The European Photographers Award, in collaboration with the ManifestO Festival in Toulouse, focuses on French photojournalists. Among all the works, “Derby” stands out. This reportage brings us to the Algerian stadiums, maybe the only spaces available to the citizens to express their discomfort and dissatisfaction towards the government. This is the firts chapter of the project entitled “Kho, the Genesis of a Revolt”, which has recently won the World Press Photo contest in the Long-Term Projects, Stories category.
With this project Daniel Berehulak covers President Rodrigo Duterte’s brutal anti drug campaign in the Philippines, which began after his settlement in 2016. Since then, more than 3,000 people have been killed by the police. This is a serious and complex journalistic insight that the photojournalist realised masterfully.
In 2018 the Festival of Ethical Photography introduces a new category completely devoted to those who are approaching photography. The Student Award category is intended to discover and support talented young photographers.
Nanna Heitmann is the first winner of this category thanks to her story about the closure of the last existing coal mine. Through a new language, she covers the hope for the end of an era of human and environmental overexploitation. Some months later, the project will have been published on TIME magazine.

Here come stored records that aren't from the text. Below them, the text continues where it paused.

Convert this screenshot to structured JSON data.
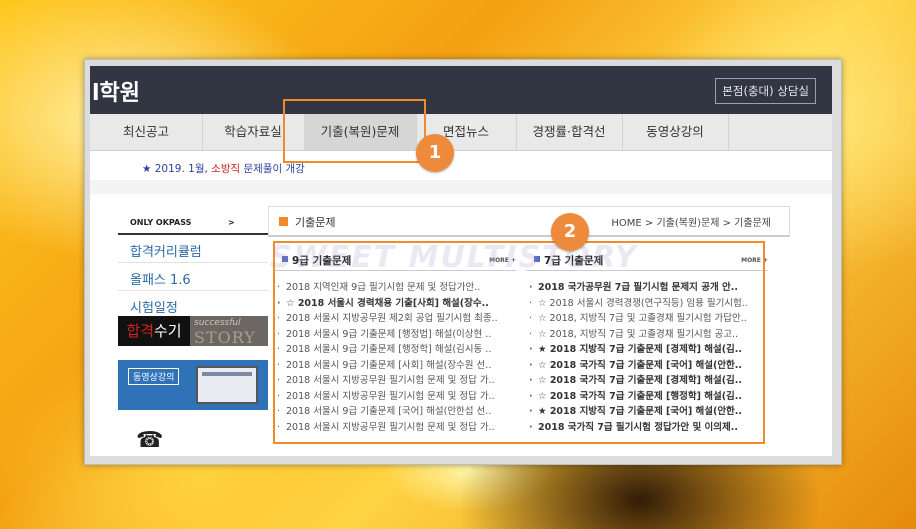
{
  "header": {
    "logo": "l학원",
    "consult_button": "본점(충대) 상담실"
  },
  "nav": {
    "items": [
      {
        "label": "최신공고"
      },
      {
        "label": "학습자료실"
      },
      {
        "label": "기출(복원)문제"
      },
      {
        "label": "면접뉴스"
      },
      {
        "label": "경쟁률·합격선"
      },
      {
        "label": "동영상강의"
      }
    ]
  },
  "notice": {
    "prefix": "★ 2019. 1월, ",
    "highlight": "소방직",
    "suffix": " 문제풀이 개강"
  },
  "left": {
    "okpass": "ONLY OKPASS",
    "okpass_arrow": ">",
    "menu": [
      "합격커리큘럼",
      "올패스 1.6",
      "시험일정"
    ],
    "banner1": {
      "main_a": "합격",
      "main_b": "수기",
      "sub1": "successful",
      "sub2": "STORY"
    },
    "banner2": {
      "label": "동영상강의"
    },
    "phone_icon": "phone-icon"
  },
  "section": {
    "title": "기출문제",
    "breadcrumb": "HOME > 기출(복원)문제 > 기출문제"
  },
  "col9": {
    "title": "9급 기출문제",
    "more": "MORE +",
    "rows": [
      {
        "text": "2018 지역인재 9급 필기시험 문제 및 정답가안..",
        "bold": false
      },
      {
        "text": "☆ 2018 서울시 경력채용 기출[사회] 해설(장수..",
        "bold": true
      },
      {
        "text": "2018 서울시 지방공무원 제2회 공업 필기시험 최종..",
        "bold": false
      },
      {
        "text": "2018 서울시 9급 기출문제 [행정법] 해설(이상현 ..",
        "bold": false
      },
      {
        "text": "2018 서울시 9급 기출문제 [행정학] 해설(김시동 ..",
        "bold": false
      },
      {
        "text": "2018 서울시 9급 기출문제 [사회] 해설(장수원 선..",
        "bold": false
      },
      {
        "text": "2018 서울시 지방공무원 필기시험 문제 및 정답 가..",
        "bold": false
      },
      {
        "text": "2018 서울시 지방공무원 필기시험 문제 및 정답 가..",
        "bold": false
      },
      {
        "text": "2018 서울시 9급 기출문제 [국어] 해설(안한섭 선..",
        "bold": false
      },
      {
        "text": "2018 서울시 지방공무원 필기시험 문제 및 정답 가..",
        "bold": false
      }
    ]
  },
  "col7": {
    "title": "7급 기출문제",
    "more": "MORE +",
    "rows": [
      {
        "text": "2018 국가공무원 7급 필기시험 문제지 공개 안..",
        "bold": true
      },
      {
        "text": "☆ 2018 서울시 경력경쟁(연구직등) 임용 필기시험..",
        "bold": false
      },
      {
        "text": "☆ 2018, 지방직 7급 및 고졸경채 필기시험 가답안..",
        "bold": false
      },
      {
        "text": "☆ 2018, 지방직 7급 및 고졸경채 필기시험 공고..",
        "bold": false
      },
      {
        "text": "★ 2018 지방직 7급 기출문제 [경제학] 해설(김..",
        "bold": true
      },
      {
        "text": "☆ 2018 국가직 7급 기출문제 [국어] 해설(안한..",
        "bold": true
      },
      {
        "text": "☆ 2018 국가직 7급 기출문제 [경제학] 해설(김..",
        "bold": true
      },
      {
        "text": "☆ 2018 국가직 7급 기출문제 [행정학] 해설(김..",
        "bold": true
      },
      {
        "text": "★ 2018 지방직 7급 기출문제 [국어] 해설(안한..",
        "bold": true
      },
      {
        "text": "2018 국가직 7급 필기시험 정답가안 및 이의제..",
        "bold": true
      }
    ]
  },
  "callouts": [
    "1",
    "2"
  ],
  "watermark": "SWEET MULTISTORY"
}
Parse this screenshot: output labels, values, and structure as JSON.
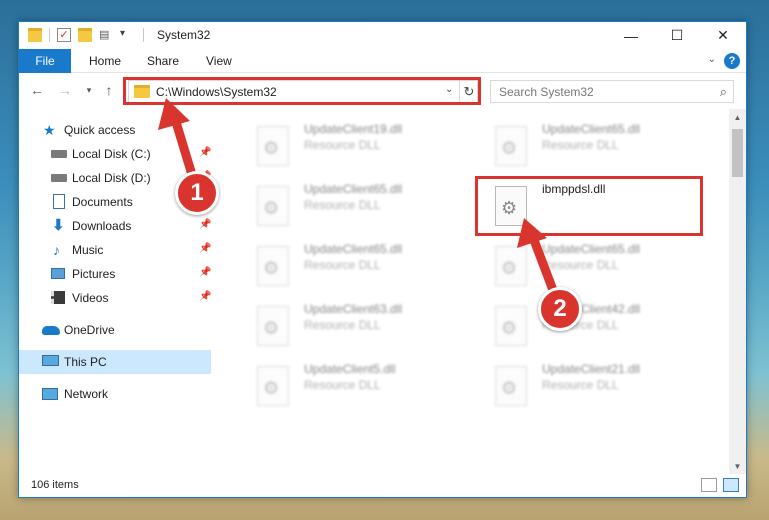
{
  "window": {
    "title": "System32",
    "controls": {
      "minimize": "—",
      "maximize": "☐",
      "close": "✕"
    }
  },
  "ribbon": {
    "file_tab": "File",
    "tabs": [
      "Home",
      "Share",
      "View"
    ],
    "help": "?"
  },
  "navigation": {
    "address": "C:\\Windows\\System32",
    "search_placeholder": "Search System32"
  },
  "sidebar": {
    "items": [
      {
        "label": "Quick access",
        "icon": "star-icon",
        "pinned": false
      },
      {
        "label": "Local Disk (C:)",
        "icon": "drive-icon",
        "pinned": true
      },
      {
        "label": "Local Disk (D:)",
        "icon": "drive-icon",
        "pinned": true
      },
      {
        "label": "Documents",
        "icon": "documents-icon",
        "pinned": true
      },
      {
        "label": "Downloads",
        "icon": "downloads-icon",
        "pinned": true
      },
      {
        "label": "Music",
        "icon": "music-icon",
        "pinned": true
      },
      {
        "label": "Pictures",
        "icon": "pictures-icon",
        "pinned": true
      },
      {
        "label": "Videos",
        "icon": "videos-icon",
        "pinned": true
      },
      {
        "label": "OneDrive",
        "icon": "onedrive-icon",
        "pinned": false
      },
      {
        "label": "This PC",
        "icon": "this-pc-icon",
        "pinned": false,
        "selected": true
      },
      {
        "label": "Network",
        "icon": "network-icon",
        "pinned": false
      }
    ]
  },
  "files": {
    "left_column": [
      {
        "name": "UpdateClient19.dll",
        "type": "Resource DLL"
      },
      {
        "name": "UpdateClient65.dll",
        "type": "Resource DLL"
      },
      {
        "name": "UpdateClient65.dll",
        "type": "Resource DLL"
      },
      {
        "name": "UpdateClient63.dll",
        "type": "Resource DLL"
      },
      {
        "name": "UpdateClient5.dll",
        "type": "Resource DLL"
      }
    ],
    "right_column": [
      {
        "name": "UpdateClient65.dll",
        "type": "Resource DLL"
      },
      {
        "name": "ibmppdsl.dll",
        "type": "",
        "highlighted": true
      },
      {
        "name": "UpdateClient65.dll",
        "type": "Resource DLL"
      },
      {
        "name": "UpdateClient42.dll",
        "type": "Resource DLL"
      },
      {
        "name": "UpdateClient21.dll",
        "type": "Resource DLL"
      }
    ]
  },
  "status": {
    "item_count": "106 items"
  },
  "callouts": {
    "step1": "1",
    "step2": "2",
    "color": "#d9352e"
  },
  "colors": {
    "accent": "#1979ca",
    "selection": "#cce8ff"
  }
}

The powerful reportage documents one of the fastest cross-border migration ever recorded, the one of the Rohingya, the Muslim minority who has been subjected to a brutal campaign of ethnic cleansing as a result of the Myanmar military repression. With due regard for the grief experienced by an entire population, the narrative achieves strong emotional and documentary impact.
The category World Italy Award, thematic section devoted to Italy, was introduced with the aim to celebrate the 10th edition of the Festival. Marino Silletti’s reportage covered the daily life in a rural village in the Italian region Basilicata where men and women decided to protect the local fragile beauty through the practice of traditional agriculture.
The American photojournalist narrates the lives of the Native Americans of the Pine Ridge Indian Reservation which is considered the poorest area of the United States. Darcy Padilla also covers the way the Community is fighting against meth and alcohol abuse. Thanks to this reportage, the photographer wins the Master Award 2019.
Teryoshin’s ongoing project, which began in 2016, documents war and weapons from a peculiar point of view. Nothing personal shows the back office of war, which is the complete opposite of a battlefield: an oversized playground for adults with wine, finger food and shiny weapons. Dead bodies here are mannequins or pixels on screens of a huge number of simulators. Bazookas and machine guns are plugged into flat screens and war action is staged in an artificial environment in front of a tribune full of high ranked guests, ministers, heads of states, generals and traders. With this reportage, Teryoshin wins the World Press Photo 2020 in the category Contemporary Issues.
In the 2020 edition, we introduced the Madre Terra Award, a thematic section devoted to the enviromental issues. With his reportage, Dario de Dominicis covers the devastating effect of the industrial development in the already economically depressed area of Guanabara Bay, Rio de Janeiro’s natural harbour. Territory limitations come from the Navy activities and from the congested shipping lanes, but even more restrictions are imposed by oil companies. As well as possible contaminations by the oil industry, the bay is also threatened by city pollution.